ONE achievement President Muhammadu Buhari is always eager to flaunt wherever he speaks publicly is his administration’s efforts to improve the agricultural sector and boost local crop production.
During his state visit to the United Kingdom in April 2018, he seized the opportunity to boast about the government’s perceived feats to his friend the Archbishop of Canterbury, Justin Welby, and the British Prime Minister, Theresa May.
“I am very pleased with the successes in agriculture,” he said to May. “We have cut rice importation by about 90 per cent, made lots of savings of foreign exchange, and generated employment. People had rushed to the cities to get oil money, at the expense of farming. But luckily, they are now going back to the farms. Even professionals are going back to the land. We are making steady progress on the road to food security.”
Again during an interview granted to journalists in January, the president insisted that under his watch Nigeria has “virtually achieved food security”, accusing the media of not fully appreciating the strides.
“We made fertilizer available at virtually half the price we met it, and we are producing it locally. We work together with another African country, Morocco. I’m sure you have felt it. We don’t import rice, virtually, anymore. We don’t import rice, we have stopped importing rice, and we are even exporting grains,” he said.
But the opposition party does not agree with these claims. The People’s Democratic Party presidential candidate, Atiku Abubakar, said during a town hall meeting on Wednesday that, despite the government’s policies, agricultural output under the PDP was much higher than what the country now has.
In this fact-check we put both claims to test, contrasting them with available figures from the National Bureau of Statistics, NBS, which harmonises and publishes statistics from all the federal ministries, departments and agencies, State Statistical Agencies, as well as Local Government Councils (LGCs).
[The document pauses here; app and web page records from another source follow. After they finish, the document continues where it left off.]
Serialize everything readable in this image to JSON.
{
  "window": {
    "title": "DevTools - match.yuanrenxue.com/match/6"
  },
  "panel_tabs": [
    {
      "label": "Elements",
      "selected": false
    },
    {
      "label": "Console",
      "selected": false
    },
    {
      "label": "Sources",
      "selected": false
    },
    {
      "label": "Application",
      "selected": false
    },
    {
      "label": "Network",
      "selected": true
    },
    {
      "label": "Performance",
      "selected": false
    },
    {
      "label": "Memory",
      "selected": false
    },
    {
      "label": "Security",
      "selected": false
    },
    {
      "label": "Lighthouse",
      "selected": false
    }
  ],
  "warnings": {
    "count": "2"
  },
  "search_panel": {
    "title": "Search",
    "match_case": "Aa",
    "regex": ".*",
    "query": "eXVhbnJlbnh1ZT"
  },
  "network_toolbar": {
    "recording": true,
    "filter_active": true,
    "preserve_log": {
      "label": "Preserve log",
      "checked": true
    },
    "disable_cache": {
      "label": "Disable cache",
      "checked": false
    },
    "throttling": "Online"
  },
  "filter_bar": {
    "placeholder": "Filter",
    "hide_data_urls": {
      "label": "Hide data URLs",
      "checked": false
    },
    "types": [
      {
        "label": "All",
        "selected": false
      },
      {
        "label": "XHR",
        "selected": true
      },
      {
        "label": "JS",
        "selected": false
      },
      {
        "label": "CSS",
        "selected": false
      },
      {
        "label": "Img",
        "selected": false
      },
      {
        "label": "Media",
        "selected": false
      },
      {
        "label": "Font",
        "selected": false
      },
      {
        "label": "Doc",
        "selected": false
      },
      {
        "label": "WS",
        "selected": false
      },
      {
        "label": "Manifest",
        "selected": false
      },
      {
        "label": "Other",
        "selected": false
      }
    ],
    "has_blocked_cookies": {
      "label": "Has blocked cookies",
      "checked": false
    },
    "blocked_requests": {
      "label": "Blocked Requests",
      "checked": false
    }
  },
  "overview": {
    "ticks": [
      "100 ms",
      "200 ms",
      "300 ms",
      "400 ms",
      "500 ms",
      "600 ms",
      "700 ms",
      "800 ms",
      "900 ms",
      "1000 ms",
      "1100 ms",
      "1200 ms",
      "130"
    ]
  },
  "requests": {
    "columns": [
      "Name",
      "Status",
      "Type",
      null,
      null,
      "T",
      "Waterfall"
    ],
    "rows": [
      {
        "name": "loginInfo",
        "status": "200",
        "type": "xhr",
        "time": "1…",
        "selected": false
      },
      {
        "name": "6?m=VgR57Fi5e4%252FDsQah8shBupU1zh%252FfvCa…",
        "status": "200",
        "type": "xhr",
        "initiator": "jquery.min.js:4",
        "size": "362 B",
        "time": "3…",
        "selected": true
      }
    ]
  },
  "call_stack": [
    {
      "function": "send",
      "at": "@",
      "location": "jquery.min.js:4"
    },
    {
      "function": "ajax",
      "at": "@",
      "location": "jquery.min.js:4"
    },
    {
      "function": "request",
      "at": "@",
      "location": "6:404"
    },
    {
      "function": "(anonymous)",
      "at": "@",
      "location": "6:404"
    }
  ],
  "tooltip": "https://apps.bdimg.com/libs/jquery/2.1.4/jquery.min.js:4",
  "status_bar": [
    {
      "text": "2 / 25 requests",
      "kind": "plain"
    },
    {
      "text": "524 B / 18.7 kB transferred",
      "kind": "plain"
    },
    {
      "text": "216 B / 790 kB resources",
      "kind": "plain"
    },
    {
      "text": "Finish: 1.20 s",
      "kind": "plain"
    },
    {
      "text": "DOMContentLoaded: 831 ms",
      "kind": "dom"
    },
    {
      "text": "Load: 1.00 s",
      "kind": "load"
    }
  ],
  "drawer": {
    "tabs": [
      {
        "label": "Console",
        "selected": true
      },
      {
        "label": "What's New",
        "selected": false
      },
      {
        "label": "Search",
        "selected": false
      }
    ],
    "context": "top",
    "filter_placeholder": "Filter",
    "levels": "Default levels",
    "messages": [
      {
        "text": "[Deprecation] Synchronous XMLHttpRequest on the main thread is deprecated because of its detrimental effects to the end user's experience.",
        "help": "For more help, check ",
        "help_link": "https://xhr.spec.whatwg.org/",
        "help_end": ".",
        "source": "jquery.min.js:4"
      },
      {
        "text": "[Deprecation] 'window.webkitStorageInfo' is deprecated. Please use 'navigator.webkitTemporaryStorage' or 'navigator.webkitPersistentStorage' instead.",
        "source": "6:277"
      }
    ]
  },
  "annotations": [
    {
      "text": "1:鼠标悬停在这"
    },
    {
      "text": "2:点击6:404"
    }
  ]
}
Calculating agricultural output
In assessing output from the agricultural sector, The ICIR mined data from 35 quarterly reports released by the NBS, providing Gross Domestic Product (GDP) estimates four times every year. The agency started releasing the reports at the end of 2011 and has given out data from the first quarter of 2010 to the third quarter of 2018.
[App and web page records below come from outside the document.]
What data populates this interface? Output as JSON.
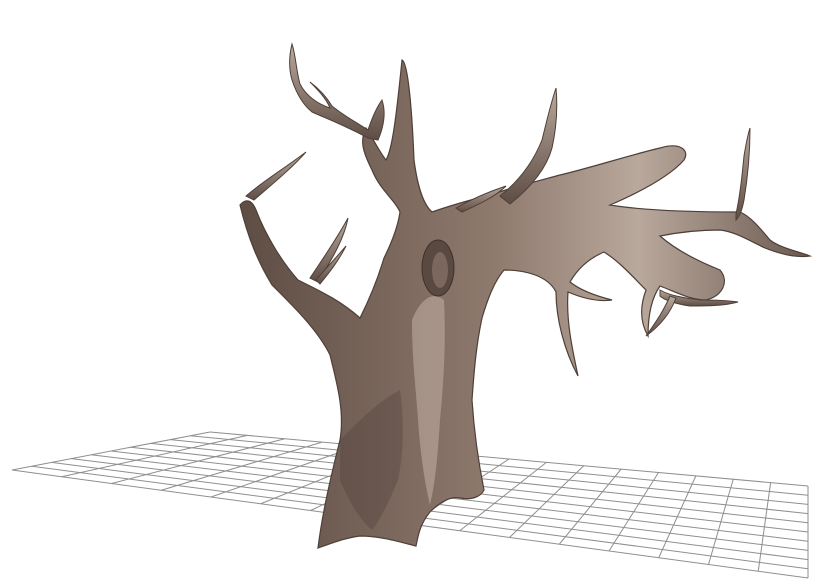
{
  "viewport": {
    "background_color": "#ffffff",
    "grid": {
      "visible": true,
      "color": "#8f8f8f",
      "rows": 10,
      "columns": 16
    },
    "model": {
      "name": "",
      "material_color": "#8f7a6e",
      "shadow_color": "#5e4d44",
      "highlight_color": "#b9a89c"
    }
  }
}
The aim of the reports, also called Quarterly National Accounts or Quarterly Establishment Survey, is to describe the entire system of production in the nation and to provide “a picture of the current economic status of the economy”.
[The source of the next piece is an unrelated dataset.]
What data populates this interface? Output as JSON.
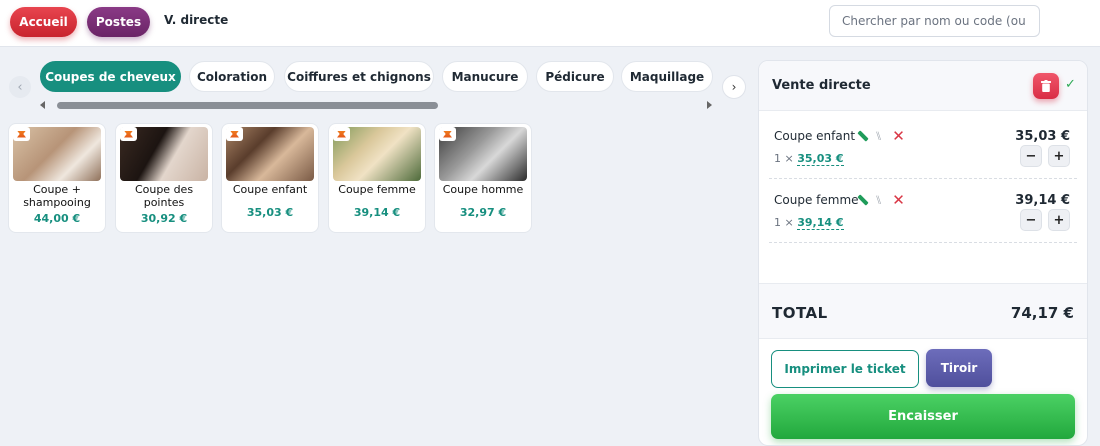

The GDP is used as the “broadest quantitative measure of a nation’s total economic activity; [and] represents the monetary value of all goods and services produced within a nation’s geographic borders over a specified period of time.” And NBS’s quarterly GDP reports contain such information as what percentage of the GDP is contributed by the agricultural sector and the percentage of growth experienced in the sector.
Using the former figure and total monetary value of the country’s real GDP in a particular period, one is able to determine how productive the agricultural sector is, not just in relation to other sectors but in isolation. The sector comprises activities on crop production, livestock, forestry, and fishing.
What the numbers say
Three things should be noted to start with. One, agriculture is a highly seasonal economic element, witnessing regular fluctuations in performance due to plant seasons and natural disasters, and it’s been observed that its share in the third quarter is often the highest.
Secondly, in 2014, the NBS revised its current and constant prices using 2010 estimates, which led to a sharp fall in agricultural productivity indices. Before this year, the bureau used estimates from 1990. Because of this, it would be unwise to blindly compare pre-2014 figures and those churned out for the 2014 and later reports.
Finally, though the APC government at the federal level was handed over in May 2015, for the purpose of this fact-check the line between the two administrations was drawn from the first quarter of 2016. This is because policies of the new government cannot reflect immediately following the inauguration, its first budget was not passed until the following year, and then President Buhari did not appoint his cabinet ministers until November, 2015.
Based on this premise, agricultural outputs have slightly increased under the present administration. Numbers mined from 11 quarters of PDP rule show that the average GDP from agriculture was N3.79 trillion, and between 2016 and 2018, the figure has risen to N4.19 trillion.
The average percentage of agriculture’s contribution to the country’s aggregate GDP, in relation to other sectors such as industries and services, has also increased from 22.72 per cent to 24.48 per cent.
It is, however, noteworthy that the tables turn when we consider the average, real growth rate of agriculture, which has dropped from 3.66 per cent to 3.27 per cent.
In the second quarter of 2015 when the PDP handed over, agriculture’s contribution to the GDP, real growth rate, and sectoral GDP were 21.12 per cent, 3.49 per cent, and N3.48 trillion respectively. For the second quarter of 2018, the figures respectively were 22 per cent, 1.19 per cent, and N3.65 trillion.
Based on available data, it is not true that agricultural output was higher before the All Progressives Congress took control of the presidential villa. The claims of the present administration with respect to food security and crop production have also been greatly exaggerated.
'Kunle works with The ICIR as an investigative reporter and fact-checker. You can shoot him an email via email@example.com or, if you're feeling particularly generous, follow him on Twitter @KunleBajo.